This week’s Frank Rich column may not be about education policy, but it might as well be.
Writing about the president’s handling of the BP oil spill, Rich believes Obama’s “most conspicuous flaw is his unshakeable confidence in the collective management brilliance of the best and the brightest he selected for his White House team — “his abiding faith in the judgment of experts,” as Joshua Green of The Atlantic has put it.
This is the primary issue I have with the leading voices of education reform today. I’ve heard Joel Klein suggest “we know how to do this” — referring to comprehensive education reform — when the truth is all we know how to do is move the needle on student test scores, not transform an apartheid education system that relies on one method of instruction for the poor, and another for the privileged. I’ve heard Michelle Rhee assert that “collaboration and consensus building are quite frankly overrated in my mind.” And I’ve grown weary of the myraid other voices who confidently participate in a groupthinkian rush to the illusory Altar of Certainty, long before we have in place the necessary metrics for a much more finely calibrated understanding of whether our schools are giving children what they really need — a balanced comprehensive education that teaches them to use their minds well over the long haul.

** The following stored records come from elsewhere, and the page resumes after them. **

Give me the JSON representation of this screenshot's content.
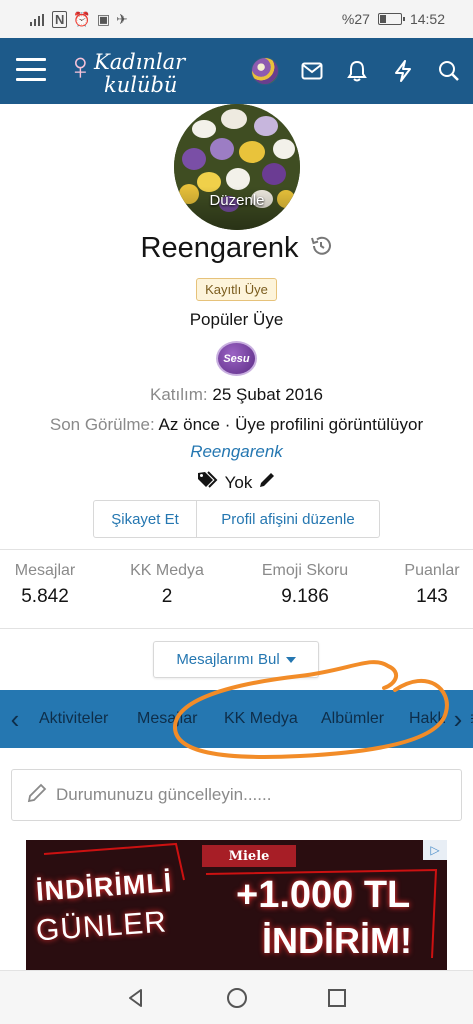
{
  "status_bar": {
    "battery": "%27",
    "battery_level": 0.27,
    "time": "14:52"
  },
  "header": {
    "logo_line1": "Kadınlar",
    "logo_line2": "kulübü",
    "icons": [
      "menu-icon",
      "avatar-icon",
      "mail-icon",
      "bell-icon",
      "bolt-icon",
      "search-icon"
    ],
    "brand_color": "#1d5a8a"
  },
  "profile": {
    "avatar_edit_label": "Düzenle",
    "username": "Reengarenk",
    "badge": "Kayıtlı Üye",
    "user_title": "Popüler Üye",
    "banner_text": "Sesu",
    "joined_label": "Katılım:",
    "joined_value": "25 Şubat 2016",
    "last_seen_label": "Son Görülme:",
    "last_seen_value": "Az önce · Üye profilini görüntülüyor",
    "signature_name": "Reengarenk",
    "tag_value": "Yok",
    "report_button": "Şikayet Et",
    "edit_banner_button": "Profil afişini düzenle"
  },
  "stats": [
    {
      "label": "Mesajlar",
      "value": "5.842"
    },
    {
      "label": "KK Medya",
      "value": "2"
    },
    {
      "label": "Emoji Skoru",
      "value": "9.186"
    },
    {
      "label": "Puanlar",
      "value": "143"
    }
  ],
  "find_messages_button": "Mesajlarımı Bul",
  "tabs": [
    "Aktiviteler",
    "Mesajlar",
    "KK Medya",
    "Albümler",
    "Hakkında"
  ],
  "status_input": {
    "placeholder": "Durumunuzu güncelleyin......"
  },
  "ad": {
    "brand": "Miele",
    "line1": "İNDİRİMLİ",
    "line2": "GÜNLER",
    "line3": "+1.000 TL",
    "line4": "İNDİRİM!"
  },
  "accent_color": "#2577b1",
  "annotation_color": "#f28c28"
}
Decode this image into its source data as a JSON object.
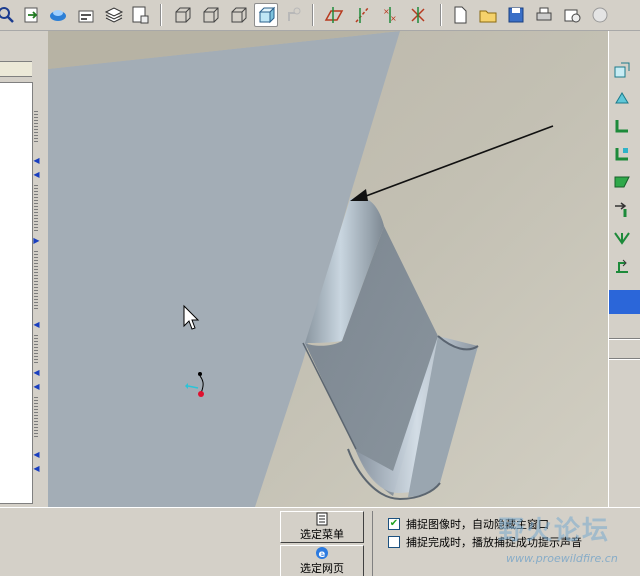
{
  "toolbar": {
    "icons": [
      "zoom-icon",
      "insert-icon",
      "orient-icon",
      "text-style-icon",
      "layer-icon",
      "model-tree-icon",
      "wireframe-icon",
      "hidden-line-icon",
      "no-hidden-icon",
      "shading-icon",
      "spin-center-icon",
      "datum-plane-icon",
      "datum-axis-icon",
      "datum-point-icon",
      "coordinate-system-icon",
      "new-icon",
      "open-icon",
      "save-icon",
      "print-icon",
      "email-icon",
      "send-icon"
    ],
    "pressed": "shading-icon"
  },
  "right_toolbar": {
    "icons": [
      "extrude-icon",
      "revolve-icon",
      "flange-wall-icon",
      "unattached-wall-icon",
      "edge-bend-icon",
      "unbend-icon",
      "bend-back-icon",
      "form-icon"
    ]
  },
  "bottom": {
    "buttons": [
      {
        "label": "选定菜单",
        "icon": "menu-icon"
      },
      {
        "label": "选定网页",
        "icon": "browser-icon"
      }
    ],
    "options": [
      {
        "label": "捕捉图像时，自动隐藏主窗口",
        "checked": true
      },
      {
        "label": "捕捉完成时，播放捕捉成功提示声音",
        "checked": false
      }
    ]
  },
  "watermark": {
    "title": "野火论坛",
    "url": "www.proewildfire.cn"
  },
  "colors": {
    "model_face": "#a3adb6",
    "background": "#c2beb1",
    "accent_blue": "#2b66d9"
  }
}
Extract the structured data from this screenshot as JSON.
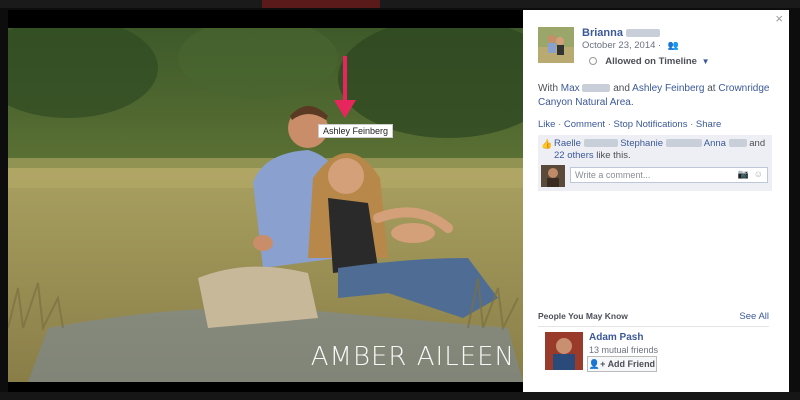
{
  "photo": {
    "watermark": "AMBER AILEEN",
    "tag_label": "Ashley Feinberg"
  },
  "panel": {
    "close_symbol": "×",
    "author_name": "Brianna",
    "date": "October 23, 2014 ·",
    "audience": "Allowed on Timeline",
    "with_prefix": "With",
    "with_person_1": "Max",
    "with_and": "and",
    "with_person_2": "Ashley Feinberg",
    "with_at": "at",
    "with_place": "Crownridge Canyon Natural Area",
    "with_end": ".",
    "actions": [
      "Like",
      "Comment",
      "Stop Notifications",
      "Share"
    ],
    "likes": {
      "name_1": "Raelle",
      "name_2": "Stephanie",
      "name_3": "Anna",
      "and_text": "and",
      "others_link": "22 others",
      "suffix": "like this."
    },
    "comment_placeholder": "Write a comment...",
    "people_you_may_know": {
      "header": "People You May Know",
      "see_all": "See All",
      "person": {
        "name": "Adam Pash",
        "mutual": "13 mutual friends",
        "button": "Add Friend"
      }
    }
  },
  "colors": {
    "link": "#3b5998",
    "tag_arrow": "#e8265e"
  }
}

It seems fitting, then, that Rich’s piece would appear in a day the Times’ Sports page offered its paean to the Wizard of Westwood, John Wooden, our country’s greatest-ever coach, an exceedingly humble man who always considered himself a teacher first — and a molder of men first, and basketball players second.

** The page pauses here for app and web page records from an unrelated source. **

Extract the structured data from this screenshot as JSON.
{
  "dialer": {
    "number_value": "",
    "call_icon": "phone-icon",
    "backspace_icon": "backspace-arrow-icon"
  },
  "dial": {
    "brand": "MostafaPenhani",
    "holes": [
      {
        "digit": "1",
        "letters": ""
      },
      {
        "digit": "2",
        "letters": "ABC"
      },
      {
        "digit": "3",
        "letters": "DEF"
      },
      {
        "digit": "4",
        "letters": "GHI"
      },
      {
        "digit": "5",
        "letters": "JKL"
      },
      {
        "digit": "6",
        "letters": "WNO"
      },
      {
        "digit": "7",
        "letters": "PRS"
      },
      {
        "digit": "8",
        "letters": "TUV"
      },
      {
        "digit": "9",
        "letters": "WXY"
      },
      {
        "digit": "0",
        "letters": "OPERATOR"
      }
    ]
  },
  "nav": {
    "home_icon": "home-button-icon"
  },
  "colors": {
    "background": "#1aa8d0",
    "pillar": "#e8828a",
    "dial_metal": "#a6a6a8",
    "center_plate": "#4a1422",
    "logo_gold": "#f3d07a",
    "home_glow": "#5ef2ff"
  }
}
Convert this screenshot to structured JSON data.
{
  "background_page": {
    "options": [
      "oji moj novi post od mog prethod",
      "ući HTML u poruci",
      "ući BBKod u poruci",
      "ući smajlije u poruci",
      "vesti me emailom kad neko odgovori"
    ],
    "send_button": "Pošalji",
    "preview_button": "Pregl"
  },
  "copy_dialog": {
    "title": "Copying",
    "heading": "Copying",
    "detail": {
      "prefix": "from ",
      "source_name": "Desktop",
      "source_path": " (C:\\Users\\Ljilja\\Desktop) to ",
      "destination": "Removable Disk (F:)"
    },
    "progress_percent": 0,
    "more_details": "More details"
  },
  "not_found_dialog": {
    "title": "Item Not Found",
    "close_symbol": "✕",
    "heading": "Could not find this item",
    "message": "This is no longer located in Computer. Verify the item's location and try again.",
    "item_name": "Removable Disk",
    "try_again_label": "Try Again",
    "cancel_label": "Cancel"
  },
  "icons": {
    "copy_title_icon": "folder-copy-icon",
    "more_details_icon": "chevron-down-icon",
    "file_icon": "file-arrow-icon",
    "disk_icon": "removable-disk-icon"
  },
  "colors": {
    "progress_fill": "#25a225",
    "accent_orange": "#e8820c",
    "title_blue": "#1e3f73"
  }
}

Coach Wooden was known for many memorable maxims, many of which — like “Be quick, but don’t hurry” — could helpfully guide our current reform efforts if heeded. But it’s another Woodenism I thought of as I finished Rich’s piece about Obama’s Best and Brightest: “Talent is God given. Be humble. Fame is man-given. Be grateful. Conceit is self-given. Be careful.”